- [Task item] The data should be printed again, exactly.

Task inputs section start

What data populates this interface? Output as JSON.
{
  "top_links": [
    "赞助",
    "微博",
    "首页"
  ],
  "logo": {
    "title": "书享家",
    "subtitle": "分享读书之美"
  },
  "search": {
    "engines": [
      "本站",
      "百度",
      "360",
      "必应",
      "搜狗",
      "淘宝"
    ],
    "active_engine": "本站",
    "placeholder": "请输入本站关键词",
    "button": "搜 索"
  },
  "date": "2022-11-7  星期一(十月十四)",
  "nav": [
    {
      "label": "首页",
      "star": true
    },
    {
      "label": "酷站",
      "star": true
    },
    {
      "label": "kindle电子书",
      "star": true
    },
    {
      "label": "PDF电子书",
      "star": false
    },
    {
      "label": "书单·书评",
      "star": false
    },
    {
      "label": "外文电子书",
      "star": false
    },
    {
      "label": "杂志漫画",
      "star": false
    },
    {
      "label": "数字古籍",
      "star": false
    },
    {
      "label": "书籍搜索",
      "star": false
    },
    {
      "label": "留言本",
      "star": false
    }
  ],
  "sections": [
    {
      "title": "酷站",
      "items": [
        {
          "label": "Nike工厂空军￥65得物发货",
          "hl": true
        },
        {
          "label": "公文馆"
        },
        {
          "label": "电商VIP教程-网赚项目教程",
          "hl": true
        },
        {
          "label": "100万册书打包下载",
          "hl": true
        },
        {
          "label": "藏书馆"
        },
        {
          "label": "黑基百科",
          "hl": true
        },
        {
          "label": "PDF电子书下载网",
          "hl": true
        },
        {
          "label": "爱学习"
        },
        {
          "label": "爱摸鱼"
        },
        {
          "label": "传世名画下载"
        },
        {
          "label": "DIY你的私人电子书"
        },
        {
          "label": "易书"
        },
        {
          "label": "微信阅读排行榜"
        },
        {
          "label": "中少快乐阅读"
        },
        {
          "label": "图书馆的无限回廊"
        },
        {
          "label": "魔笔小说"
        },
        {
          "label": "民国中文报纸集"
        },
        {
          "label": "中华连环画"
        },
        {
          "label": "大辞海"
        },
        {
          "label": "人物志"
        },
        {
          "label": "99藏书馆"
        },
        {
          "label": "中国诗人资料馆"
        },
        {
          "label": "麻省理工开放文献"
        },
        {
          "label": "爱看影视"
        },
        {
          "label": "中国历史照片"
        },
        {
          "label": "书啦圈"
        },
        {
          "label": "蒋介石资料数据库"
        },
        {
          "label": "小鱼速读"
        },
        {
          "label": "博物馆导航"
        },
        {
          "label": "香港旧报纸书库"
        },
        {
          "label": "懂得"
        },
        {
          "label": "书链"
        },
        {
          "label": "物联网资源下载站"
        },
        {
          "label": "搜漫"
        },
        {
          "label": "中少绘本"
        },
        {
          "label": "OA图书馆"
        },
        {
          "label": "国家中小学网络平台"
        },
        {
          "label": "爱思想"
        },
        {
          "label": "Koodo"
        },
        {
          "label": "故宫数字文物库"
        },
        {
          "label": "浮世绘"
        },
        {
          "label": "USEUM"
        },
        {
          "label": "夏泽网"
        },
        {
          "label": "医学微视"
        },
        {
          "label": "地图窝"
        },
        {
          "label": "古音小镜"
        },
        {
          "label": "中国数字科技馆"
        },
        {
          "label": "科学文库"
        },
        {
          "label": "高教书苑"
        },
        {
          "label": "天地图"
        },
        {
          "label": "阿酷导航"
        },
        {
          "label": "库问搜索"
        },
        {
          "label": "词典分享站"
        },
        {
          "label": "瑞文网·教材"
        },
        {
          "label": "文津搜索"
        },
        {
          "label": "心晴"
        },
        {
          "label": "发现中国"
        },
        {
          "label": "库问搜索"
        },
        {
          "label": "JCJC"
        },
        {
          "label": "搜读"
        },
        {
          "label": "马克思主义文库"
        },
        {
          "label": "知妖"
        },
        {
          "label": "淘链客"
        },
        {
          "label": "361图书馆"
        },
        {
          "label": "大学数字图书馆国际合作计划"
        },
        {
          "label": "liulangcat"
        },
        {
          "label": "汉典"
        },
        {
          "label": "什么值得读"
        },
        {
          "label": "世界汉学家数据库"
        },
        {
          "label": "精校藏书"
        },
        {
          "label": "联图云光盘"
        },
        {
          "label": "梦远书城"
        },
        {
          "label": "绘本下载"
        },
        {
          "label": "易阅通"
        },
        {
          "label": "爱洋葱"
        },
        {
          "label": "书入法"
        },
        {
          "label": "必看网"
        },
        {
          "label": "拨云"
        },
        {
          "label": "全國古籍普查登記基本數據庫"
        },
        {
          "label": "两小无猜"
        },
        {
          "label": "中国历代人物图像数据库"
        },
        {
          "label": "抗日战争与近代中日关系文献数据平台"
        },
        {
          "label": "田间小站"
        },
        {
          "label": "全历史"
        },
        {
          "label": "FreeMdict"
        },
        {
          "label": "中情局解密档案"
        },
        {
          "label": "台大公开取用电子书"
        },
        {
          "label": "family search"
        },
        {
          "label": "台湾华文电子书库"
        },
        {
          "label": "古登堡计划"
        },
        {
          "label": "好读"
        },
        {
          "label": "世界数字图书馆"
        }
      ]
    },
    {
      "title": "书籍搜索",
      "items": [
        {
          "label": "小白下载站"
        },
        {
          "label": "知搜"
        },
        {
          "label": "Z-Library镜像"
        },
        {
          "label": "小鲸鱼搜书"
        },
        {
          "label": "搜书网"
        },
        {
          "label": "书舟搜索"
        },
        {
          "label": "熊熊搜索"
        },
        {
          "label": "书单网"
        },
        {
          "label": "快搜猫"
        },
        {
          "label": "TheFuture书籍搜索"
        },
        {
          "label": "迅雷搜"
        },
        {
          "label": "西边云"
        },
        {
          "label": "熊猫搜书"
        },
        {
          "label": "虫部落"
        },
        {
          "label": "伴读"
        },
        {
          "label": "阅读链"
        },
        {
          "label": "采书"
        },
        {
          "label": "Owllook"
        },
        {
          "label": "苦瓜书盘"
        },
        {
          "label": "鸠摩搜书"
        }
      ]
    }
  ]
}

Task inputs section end

- [Exercise solution]
What data populates this interface? Output as JSON.
{
  "top_links": [
    "赞助",
    "微博",
    "首页"
  ],
  "logo": {
    "title": "书享家",
    "subtitle": "分享读书之美"
  },
  "search": {
    "engines": [
      "本站",
      "百度",
      "360",
      "必应",
      "搜狗",
      "淘宝"
    ],
    "active_engine": "本站",
    "placeholder": "请输入本站关键词",
    "button": "搜 索"
  },
  "date": "2022-11-7  星期一(十月十四)",
  "nav": [
    {
      "label": "首页",
      "star": true
    },
    {
      "label": "酷站",
      "star": true
    },
    {
      "label": "kindle电子书",
      "star": true
    },
    {
      "label": "PDF电子书",
      "star": false
    },
    {
      "label": "书单·书评",
      "star": false
    },
    {
      "label": "外文电子书",
      "star": false
    },
    {
      "label": "杂志漫画",
      "star": false
    },
    {
      "label": "数字古籍",
      "star": false
    },
    {
      "label": "书籍搜索",
      "star": false
    },
    {
      "label": "留言本",
      "star": false
    }
  ],
  "sections": [
    {
      "title": "酷站",
      "items": [
        {
          "label": "Nike工厂空军￥65得物发货",
          "hl": true
        },
        {
          "label": "公文馆"
        },
        {
          "label": "电商VIP教程-网赚项目教程",
          "hl": true
        },
        {
          "label": "100万册书打包下载",
          "hl": true
        },
        {
          "label": "藏书馆"
        },
        {
          "label": "黑基百科",
          "hl": true
        },
        {
          "label": "PDF电子书下载网",
          "hl": true
        },
        {
          "label": "爱学习"
        },
        {
          "label": "爱摸鱼"
        },
        {
          "label": "传世名画下载"
        },
        {
          "label": "DIY你的私人电子书"
        },
        {
          "label": "易书"
        },
        {
          "label": "微信阅读排行榜"
        },
        {
          "label": "中少快乐阅读"
        },
        {
          "label": "图书馆的无限回廊"
        },
        {
          "label": "魔笔小说"
        },
        {
          "label": "民国中文报纸集"
        },
        {
          "label": "中华连环画"
        },
        {
          "label": "大辞海"
        },
        {
          "label": "人物志"
        },
        {
          "label": "99藏书馆"
        },
        {
          "label": "中国诗人资料馆"
        },
        {
          "label": "麻省理工开放文献"
        },
        {
          "label": "爱看影视"
        },
        {
          "label": "中国历史照片"
        },
        {
          "label": "书啦圈"
        },
        {
          "label": "蒋介石资料数据库"
        },
        {
          "label": "小鱼速读"
        },
        {
          "label": "博物馆导航"
        },
        {
          "label": "香港旧报纸书库"
        },
        {
          "label": "懂得"
        },
        {
          "label": "书链"
        },
        {
          "label": "物联网资源下载站"
        },
        {
          "label": "搜漫"
        },
        {
          "label": "中少绘本"
        },
        {
          "label": "OA图书馆"
        },
        {
          "label": "国家中小学网络平台"
        },
        {
          "label": "爱思想"
        },
        {
          "label": "Koodo"
        },
        {
          "label": "故宫数字文物库"
        },
        {
          "label": "浮世绘"
        },
        {
          "label": "USEUM"
        },
        {
          "label": "夏泽网"
        },
        {
          "label": "医学微视"
        },
        {
          "label": "地图窝"
        },
        {
          "label": "古音小镜"
        },
        {
          "label": "中国数字科技馆"
        },
        {
          "label": "科学文库"
        },
        {
          "label": "高教书苑"
        },
        {
          "label": "天地图"
        },
        {
          "label": "阿酷导航"
        },
        {
          "label": "库问搜索"
        },
        {
          "label": "词典分享站"
        },
        {
          "label": "瑞文网·教材"
        },
        {
          "label": "文津搜索"
        },
        {
          "label": "心晴"
        },
        {
          "label": "发现中国"
        },
        {
          "label": "库问搜索"
        },
        {
          "label": "JCJC"
        },
        {
          "label": "搜读"
        },
        {
          "label": "马克思主义文库"
        },
        {
          "label": "知妖"
        },
        {
          "label": "淘链客"
        },
        {
          "label": "361图书馆"
        },
        {
          "label": "大学数字图书馆国际合作计划"
        },
        {
          "label": "liulangcat"
        },
        {
          "label": "汉典"
        },
        {
          "label": "什么值得读"
        },
        {
          "label": "世界汉学家数据库"
        },
        {
          "label": "精校藏书"
        },
        {
          "label": "联图云光盘"
        },
        {
          "label": "梦远书城"
        },
        {
          "label": "绘本下载"
        },
        {
          "label": "易阅通"
        },
        {
          "label": "爱洋葱"
        },
        {
          "label": "书入法"
        },
        {
          "label": "必看网"
        },
        {
          "label": "拨云"
        },
        {
          "label": "全國古籍普查登記基本數據庫"
        },
        {
          "label": "两小无猜"
        },
        {
          "label": "中国历代人物图像数据库"
        },
        {
          "label": "抗日战争与近代中日关系文献数据平台"
        },
        {
          "label": "田间小站"
        },
        {
          "label": "全历史"
        },
        {
          "label": "FreeMdict"
        },
        {
          "label": "中情局解密档案"
        },
        {
          "label": "台大公开取用电子书"
        },
        {
          "label": "family search"
        },
        {
          "label": "台湾华文电子书库"
        },
        {
          "label": "古登堡计划"
        },
        {
          "label": "好读"
        },
        {
          "label": "世界数字图书馆"
        }
      ]
    },
    {
      "title": "书籍搜索",
      "items": [
        {
          "label": "小白下载站"
        },
        {
          "label": "知搜"
        },
        {
          "label": "Z-Library镜像"
        },
        {
          "label": "小鲸鱼搜书"
        },
        {
          "label": "搜书网"
        },
        {
          "label": "书舟搜索"
        },
        {
          "label": "熊熊搜索"
        },
        {
          "label": "书单网"
        },
        {
          "label": "快搜猫"
        },
        {
          "label": "TheFuture书籍搜索"
        },
        {
          "label": "迅雷搜"
        },
        {
          "label": "西边云"
        },
        {
          "label": "熊猫搜书"
        },
        {
          "label": "虫部落"
        },
        {
          "label": "伴读"
        },
        {
          "label": "阅读链"
        },
        {
          "label": "采书"
        },
        {
          "label": "Owllook"
        },
        {
          "label": "苦瓜书盘"
        },
        {
          "label": "鸠摩搜书"
        }
      ]
    }
  ]
}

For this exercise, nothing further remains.